### How to complete this task
Exactly as written, output each of the entries below.

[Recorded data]
──────────────────────────────
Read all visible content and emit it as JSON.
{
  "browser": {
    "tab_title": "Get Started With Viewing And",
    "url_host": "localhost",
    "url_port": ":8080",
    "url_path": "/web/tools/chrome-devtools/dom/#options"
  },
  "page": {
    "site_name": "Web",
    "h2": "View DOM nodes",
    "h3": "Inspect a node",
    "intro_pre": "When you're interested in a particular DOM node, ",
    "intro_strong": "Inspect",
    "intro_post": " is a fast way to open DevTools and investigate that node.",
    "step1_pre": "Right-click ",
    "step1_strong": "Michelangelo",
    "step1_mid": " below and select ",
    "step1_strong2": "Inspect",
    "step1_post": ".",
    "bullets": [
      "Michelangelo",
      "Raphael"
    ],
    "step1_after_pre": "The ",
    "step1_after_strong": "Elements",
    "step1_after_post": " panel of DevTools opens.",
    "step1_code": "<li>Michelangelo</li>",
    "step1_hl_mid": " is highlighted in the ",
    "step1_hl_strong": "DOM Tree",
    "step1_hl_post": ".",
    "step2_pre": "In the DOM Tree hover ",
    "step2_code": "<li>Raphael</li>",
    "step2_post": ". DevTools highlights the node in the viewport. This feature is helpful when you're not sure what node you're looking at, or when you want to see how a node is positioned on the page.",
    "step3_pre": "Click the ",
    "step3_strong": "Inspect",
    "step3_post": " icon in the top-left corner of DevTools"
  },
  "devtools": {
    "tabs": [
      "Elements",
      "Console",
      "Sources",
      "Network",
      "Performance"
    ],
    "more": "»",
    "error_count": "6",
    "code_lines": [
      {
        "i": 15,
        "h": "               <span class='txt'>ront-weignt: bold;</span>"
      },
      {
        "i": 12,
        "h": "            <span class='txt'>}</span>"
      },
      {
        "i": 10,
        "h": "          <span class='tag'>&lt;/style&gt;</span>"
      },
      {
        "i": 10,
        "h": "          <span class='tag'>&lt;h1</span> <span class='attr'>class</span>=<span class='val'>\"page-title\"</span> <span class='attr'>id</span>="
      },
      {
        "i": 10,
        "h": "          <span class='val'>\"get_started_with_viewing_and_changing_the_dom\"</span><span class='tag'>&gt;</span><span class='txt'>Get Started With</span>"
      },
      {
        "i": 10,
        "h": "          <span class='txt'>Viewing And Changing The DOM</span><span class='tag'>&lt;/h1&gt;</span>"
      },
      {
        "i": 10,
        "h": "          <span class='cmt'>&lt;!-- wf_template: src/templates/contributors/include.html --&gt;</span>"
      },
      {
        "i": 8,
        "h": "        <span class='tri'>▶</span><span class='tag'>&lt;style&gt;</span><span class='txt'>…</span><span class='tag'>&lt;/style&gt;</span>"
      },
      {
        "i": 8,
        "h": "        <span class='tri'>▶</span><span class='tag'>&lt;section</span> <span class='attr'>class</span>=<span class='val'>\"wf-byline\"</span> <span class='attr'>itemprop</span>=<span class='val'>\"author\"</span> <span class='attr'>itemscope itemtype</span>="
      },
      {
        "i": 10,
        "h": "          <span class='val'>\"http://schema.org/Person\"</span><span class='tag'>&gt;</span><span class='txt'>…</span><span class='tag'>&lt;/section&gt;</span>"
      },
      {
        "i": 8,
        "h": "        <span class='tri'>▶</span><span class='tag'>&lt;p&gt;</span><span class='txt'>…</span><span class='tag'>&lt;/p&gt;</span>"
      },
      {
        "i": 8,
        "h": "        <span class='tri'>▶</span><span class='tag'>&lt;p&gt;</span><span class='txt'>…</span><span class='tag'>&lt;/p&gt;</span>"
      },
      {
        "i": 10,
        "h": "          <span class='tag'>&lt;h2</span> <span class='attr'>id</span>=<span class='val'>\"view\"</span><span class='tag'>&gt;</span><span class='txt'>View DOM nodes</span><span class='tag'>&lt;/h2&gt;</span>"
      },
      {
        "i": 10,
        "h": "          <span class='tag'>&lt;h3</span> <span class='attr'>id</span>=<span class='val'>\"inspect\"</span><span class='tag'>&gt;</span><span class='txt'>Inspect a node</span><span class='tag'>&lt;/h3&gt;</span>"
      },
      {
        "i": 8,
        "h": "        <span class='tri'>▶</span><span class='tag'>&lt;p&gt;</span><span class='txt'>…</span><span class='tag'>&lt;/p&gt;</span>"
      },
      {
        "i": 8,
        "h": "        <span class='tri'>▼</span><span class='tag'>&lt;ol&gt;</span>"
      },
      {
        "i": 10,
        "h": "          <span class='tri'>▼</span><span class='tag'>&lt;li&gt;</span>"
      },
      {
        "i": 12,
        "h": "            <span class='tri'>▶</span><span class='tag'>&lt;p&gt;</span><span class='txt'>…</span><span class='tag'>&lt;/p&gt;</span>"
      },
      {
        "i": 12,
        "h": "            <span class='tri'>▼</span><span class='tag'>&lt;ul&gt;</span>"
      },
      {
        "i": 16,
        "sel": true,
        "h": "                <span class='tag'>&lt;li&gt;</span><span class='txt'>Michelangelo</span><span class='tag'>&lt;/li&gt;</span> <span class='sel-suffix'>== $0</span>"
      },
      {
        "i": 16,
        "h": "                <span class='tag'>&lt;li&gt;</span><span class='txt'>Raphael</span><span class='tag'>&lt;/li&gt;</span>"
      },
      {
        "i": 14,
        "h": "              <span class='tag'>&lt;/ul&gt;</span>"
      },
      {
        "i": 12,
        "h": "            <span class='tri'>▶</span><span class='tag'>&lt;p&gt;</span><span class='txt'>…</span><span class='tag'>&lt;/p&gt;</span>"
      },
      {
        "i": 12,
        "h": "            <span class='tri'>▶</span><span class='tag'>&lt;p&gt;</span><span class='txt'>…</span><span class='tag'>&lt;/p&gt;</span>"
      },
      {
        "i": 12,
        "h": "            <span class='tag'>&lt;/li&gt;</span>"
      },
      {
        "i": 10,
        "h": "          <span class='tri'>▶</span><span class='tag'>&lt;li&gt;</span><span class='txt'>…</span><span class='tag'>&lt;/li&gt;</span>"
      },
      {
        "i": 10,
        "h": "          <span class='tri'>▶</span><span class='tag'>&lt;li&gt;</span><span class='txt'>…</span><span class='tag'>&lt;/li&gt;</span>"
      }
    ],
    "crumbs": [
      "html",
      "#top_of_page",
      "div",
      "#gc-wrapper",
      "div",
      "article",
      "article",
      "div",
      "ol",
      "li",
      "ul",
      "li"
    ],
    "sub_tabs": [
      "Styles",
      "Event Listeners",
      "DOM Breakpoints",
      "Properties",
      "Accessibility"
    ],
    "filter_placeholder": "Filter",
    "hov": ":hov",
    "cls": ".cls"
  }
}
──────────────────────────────
### Solution to the problem
Read all visible content and emit it as JSON.
{
  "browser": {
    "tab_title": "Get Started With Viewing And",
    "url_host": "localhost",
    "url_port": ":8080",
    "url_path": "/web/tools/chrome-devtools/dom/#options"
  },
  "page": {
    "site_name": "Web",
    "h2": "View DOM nodes",
    "h3": "Inspect a node",
    "intro_pre": "When you're interested in a particular DOM node, ",
    "intro_strong": "Inspect",
    "intro_post": " is a fast way to open DevTools and investigate that node.",
    "step1_pre": "Right-click ",
    "step1_strong": "Michelangelo",
    "step1_mid": " below and select ",
    "step1_strong2": "Inspect",
    "step1_post": ".",
    "bullets": [
      "Michelangelo",
      "Raphael"
    ],
    "step1_after_pre": "The ",
    "step1_after_strong": "Elements",
    "step1_after_post": " panel of DevTools opens.",
    "step1_code": "<li>Michelangelo</li>",
    "step1_hl_mid": " is highlighted in the ",
    "step1_hl_strong": "DOM Tree",
    "step1_hl_post": ".",
    "step2_pre": "In the DOM Tree hover ",
    "step2_code": "<li>Raphael</li>",
    "step2_post": ". DevTools highlights the node in the viewport. This feature is helpful when you're not sure what node you're looking at, or when you want to see how a node is positioned on the page.",
    "step3_pre": "Click the ",
    "step3_strong": "Inspect",
    "step3_post": " icon in the top-left corner of DevTools"
  },
  "devtools": {
    "tabs": [
      "Elements",
      "Console",
      "Sources",
      "Network",
      "Performance"
    ],
    "more": "»",
    "error_count": "6",
    "code_lines": [
      {
        "i": 15,
        "h": "               <span class='txt'>ront-weignt: bold;</span>"
      },
      {
        "i": 12,
        "h": "            <span class='txt'>}</span>"
      },
      {
        "i": 10,
        "h": "          <span class='tag'>&lt;/style&gt;</span>"
      },
      {
        "i": 10,
        "h": "          <span class='tag'>&lt;h1</span> <span class='attr'>class</span>=<span class='val'>\"page-title\"</span> <span class='attr'>id</span>="
      },
      {
        "i": 10,
        "h": "          <span class='val'>\"get_started_with_viewing_and_changing_the_dom\"</span><span class='tag'>&gt;</span><span class='txt'>Get Started With</span>"
      },
      {
        "i": 10,
        "h": "          <span class='txt'>Viewing And Changing The DOM</span><span class='tag'>&lt;/h1&gt;</span>"
      },
      {
        "i": 10,
        "h": "          <span class='cmt'>&lt;!-- wf_template: src/templates/contributors/include.html --&gt;</span>"
      },
      {
        "i": 8,
        "h": "        <span class='tri'>▶</span><span class='tag'>&lt;style&gt;</span><span class='txt'>…</span><span class='tag'>&lt;/style&gt;</span>"
      },
      {
        "i": 8,
        "h": "        <span class='tri'>▶</span><span class='tag'>&lt;section</span> <span class='attr'>class</span>=<span class='val'>\"wf-byline\"</span> <span class='attr'>itemprop</span>=<span class='val'>\"author\"</span> <span class='attr'>itemscope itemtype</span>="
      },
      {
        "i": 10,
        "h": "          <span class='val'>\"http://schema.org/Person\"</span><span class='tag'>&gt;</span><span class='txt'>…</span><span class='tag'>&lt;/section&gt;</span>"
      },
      {
        "i": 8,
        "h": "        <span class='tri'>▶</span><span class='tag'>&lt;p&gt;</span><span class='txt'>…</span><span class='tag'>&lt;/p&gt;</span>"
      },
      {
        "i": 8,
        "h": "        <span class='tri'>▶</span><span class='tag'>&lt;p&gt;</span><span class='txt'>…</span><span class='tag'>&lt;/p&gt;</span>"
      },
      {
        "i": 10,
        "h": "          <span class='tag'>&lt;h2</span> <span class='attr'>id</span>=<span class='val'>\"view\"</span><span class='tag'>&gt;</span><span class='txt'>View DOM nodes</span><span class='tag'>&lt;/h2&gt;</span>"
      },
      {
        "i": 10,
        "h": "          <span class='tag'>&lt;h3</span> <span class='attr'>id</span>=<span class='val'>\"inspect\"</span><span class='tag'>&gt;</span><span class='txt'>Inspect a node</span><span class='tag'>&lt;/h3&gt;</span>"
      },
      {
        "i": 8,
        "h": "        <span class='tri'>▶</span><span class='tag'>&lt;p&gt;</span><span class='txt'>…</span><span class='tag'>&lt;/p&gt;</span>"
      },
      {
        "i": 8,
        "h": "        <span class='tri'>▼</span><span class='tag'>&lt;ol&gt;</span>"
      },
      {
        "i": 10,
        "h": "          <span class='tri'>▼</span><span class='tag'>&lt;li&gt;</span>"
      },
      {
        "i": 12,
        "h": "            <span class='tri'>▶</span><span class='tag'>&lt;p&gt;</span><span class='txt'>…</span><span class='tag'>&lt;/p&gt;</span>"
      },
      {
        "i": 12,
        "h": "            <span class='tri'>▼</span><span class='tag'>&lt;ul&gt;</span>"
      },
      {
        "i": 16,
        "sel": true,
        "h": "                <span class='tag'>&lt;li&gt;</span><span class='txt'>Michelangelo</span><span class='tag'>&lt;/li&gt;</span> <span class='sel-suffix'>== $0</span>"
      },
      {
        "i": 16,
        "h": "                <span class='tag'>&lt;li&gt;</span><span class='txt'>Raphael</span><span class='tag'>&lt;/li&gt;</span>"
      },
      {
        "i": 14,
        "h": "              <span class='tag'>&lt;/ul&gt;</span>"
      },
      {
        "i": 12,
        "h": "            <span class='tri'>▶</span><span class='tag'>&lt;p&gt;</span><span class='txt'>…</span><span class='tag'>&lt;/p&gt;</span>"
      },
      {
        "i": 12,
        "h": "            <span class='tri'>▶</span><span class='tag'>&lt;p&gt;</span><span class='txt'>…</span><span class='tag'>&lt;/p&gt;</span>"
      },
      {
        "i": 12,
        "h": "            <span class='tag'>&lt;/li&gt;</span>"
      },
      {
        "i": 10,
        "h": "          <span class='tri'>▶</span><span class='tag'>&lt;li&gt;</span><span class='txt'>…</span><span class='tag'>&lt;/li&gt;</span>"
      },
      {
        "i": 10,
        "h": "          <span class='tri'>▶</span><span class='tag'>&lt;li&gt;</span><span class='txt'>…</span><span class='tag'>&lt;/li&gt;</span>"
      }
    ],
    "crumbs": [
      "html",
      "#top_of_page",
      "div",
      "#gc-wrapper",
      "div",
      "article",
      "article",
      "div",
      "ol",
      "li",
      "ul",
      "li"
    ],
    "sub_tabs": [
      "Styles",
      "Event Listeners",
      "DOM Breakpoints",
      "Properties",
      "Accessibility"
    ],
    "filter_placeholder": "Filter",
    "hov": ":hov",
    "cls": ".cls"
  }
}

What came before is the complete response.